Relief programs are an important vehicle through which countries attempt to build, repair and/or expand upon their image abroad. A variety of relief programs, such as disaster relief or long-term development funding after an emergency, may become vital public diplomacy tools. In the United States, humanitarian relief become the centerpiece for former Undersecretary of State Hughes' Diplomacy of Deeds initiative . According to Hughes, humanitarian relief given after the 2004 Asian Tsunami and the 2005 earthquake in Pakistan exemplified some of America's best public diplomacy practices. Many prominent scholars, such as Joseph Nye, joined Hughes by heralding America's efforts after the Tsunami as boosting the nation's soft power , , , .
At first glance, it appears that well publicized humanitarian aid does provides a boost to a nation's image. After the Tsunami and Earthquake, the Pew Global Attitudes Project found that anti-Americanism in both Indonesia and Pakistan declined after receiving American humanitarian relief . Despite this polling data, it is far from conclusive as to whether or not humanitarian relief is an effective public diplomacy strategy. There is little empirical research to support the correlation between increased aid and favorable attitudes. At this time, the lack of conclusive evidence demands not only further research but also skepticism towards those that trumpet humanitarian relief as a public diplomacy strategy.

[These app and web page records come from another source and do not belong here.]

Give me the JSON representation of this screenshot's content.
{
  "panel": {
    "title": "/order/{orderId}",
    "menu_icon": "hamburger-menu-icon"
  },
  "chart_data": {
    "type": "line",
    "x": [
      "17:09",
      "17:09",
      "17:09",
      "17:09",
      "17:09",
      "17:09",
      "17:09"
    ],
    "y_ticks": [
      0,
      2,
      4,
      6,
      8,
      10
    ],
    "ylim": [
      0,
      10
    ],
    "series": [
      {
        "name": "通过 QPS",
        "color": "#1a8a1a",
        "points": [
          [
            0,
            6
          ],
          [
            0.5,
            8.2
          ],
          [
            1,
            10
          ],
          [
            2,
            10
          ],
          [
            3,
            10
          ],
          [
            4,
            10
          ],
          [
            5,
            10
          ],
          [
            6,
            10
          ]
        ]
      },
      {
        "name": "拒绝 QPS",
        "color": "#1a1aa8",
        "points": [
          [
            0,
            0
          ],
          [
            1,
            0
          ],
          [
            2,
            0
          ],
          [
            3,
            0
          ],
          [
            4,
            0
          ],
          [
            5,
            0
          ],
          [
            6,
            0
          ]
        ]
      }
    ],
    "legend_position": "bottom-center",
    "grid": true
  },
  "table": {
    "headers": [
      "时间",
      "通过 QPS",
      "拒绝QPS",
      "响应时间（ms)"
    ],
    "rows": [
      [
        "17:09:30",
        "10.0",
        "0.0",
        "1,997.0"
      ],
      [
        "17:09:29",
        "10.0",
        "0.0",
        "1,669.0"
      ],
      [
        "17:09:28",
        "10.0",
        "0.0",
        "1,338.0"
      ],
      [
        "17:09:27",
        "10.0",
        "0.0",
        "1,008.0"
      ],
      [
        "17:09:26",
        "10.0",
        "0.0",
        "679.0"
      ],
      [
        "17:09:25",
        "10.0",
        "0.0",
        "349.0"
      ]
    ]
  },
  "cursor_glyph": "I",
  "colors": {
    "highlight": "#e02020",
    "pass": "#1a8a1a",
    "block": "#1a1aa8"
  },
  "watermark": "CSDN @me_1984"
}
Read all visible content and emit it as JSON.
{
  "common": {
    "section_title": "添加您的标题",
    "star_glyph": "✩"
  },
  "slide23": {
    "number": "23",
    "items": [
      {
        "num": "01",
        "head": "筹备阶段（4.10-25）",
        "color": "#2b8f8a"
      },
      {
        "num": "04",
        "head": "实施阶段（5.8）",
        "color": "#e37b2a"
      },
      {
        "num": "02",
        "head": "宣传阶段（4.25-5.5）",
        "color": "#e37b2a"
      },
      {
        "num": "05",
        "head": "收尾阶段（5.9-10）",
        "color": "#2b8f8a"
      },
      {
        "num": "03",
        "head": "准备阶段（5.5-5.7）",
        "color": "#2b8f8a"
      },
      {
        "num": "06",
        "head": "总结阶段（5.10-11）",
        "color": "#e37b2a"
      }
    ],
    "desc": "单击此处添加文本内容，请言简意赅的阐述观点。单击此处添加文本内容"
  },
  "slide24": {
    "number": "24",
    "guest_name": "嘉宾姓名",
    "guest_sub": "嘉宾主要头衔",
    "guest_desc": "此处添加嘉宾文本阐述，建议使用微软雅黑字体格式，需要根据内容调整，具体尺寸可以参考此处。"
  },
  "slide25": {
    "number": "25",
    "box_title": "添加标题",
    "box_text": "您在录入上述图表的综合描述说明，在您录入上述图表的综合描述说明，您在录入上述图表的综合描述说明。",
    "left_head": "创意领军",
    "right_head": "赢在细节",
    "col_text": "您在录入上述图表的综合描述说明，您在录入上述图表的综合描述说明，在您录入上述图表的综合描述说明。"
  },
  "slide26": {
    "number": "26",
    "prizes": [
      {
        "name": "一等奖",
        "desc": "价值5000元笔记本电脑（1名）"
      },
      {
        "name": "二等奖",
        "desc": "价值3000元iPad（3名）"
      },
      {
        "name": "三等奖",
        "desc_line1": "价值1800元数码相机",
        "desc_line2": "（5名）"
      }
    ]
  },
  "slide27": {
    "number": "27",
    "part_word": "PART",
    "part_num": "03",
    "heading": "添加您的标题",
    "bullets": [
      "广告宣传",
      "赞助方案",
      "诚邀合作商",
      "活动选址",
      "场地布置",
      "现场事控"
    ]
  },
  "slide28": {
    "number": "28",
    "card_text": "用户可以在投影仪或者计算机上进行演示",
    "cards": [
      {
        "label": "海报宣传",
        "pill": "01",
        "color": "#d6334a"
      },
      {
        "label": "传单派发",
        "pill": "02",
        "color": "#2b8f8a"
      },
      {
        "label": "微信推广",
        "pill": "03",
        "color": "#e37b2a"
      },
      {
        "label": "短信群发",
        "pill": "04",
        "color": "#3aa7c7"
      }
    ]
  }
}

Survey of the Current LiteratureEdit
On May 19, 2008, the Brookings Institution hosted an event entitled "Public Diplomacy and Humanitarian Response" .
Controversy over Humanitarian Relief and Public DiplomacyEdit
Public Opinion PollsEdit
- Terror Free Tomorrow (2006) Humanitarian Assistance Key to Favorable Public Opinion in Three Muslim Countries.
The Price of Hunger, Los Angeles Times',' June 23, 2008
Candy bombing for 2008, Los Angeles Times, June 16, 2008
Food diplomacy works, Los Angeles Times, June 9, 2008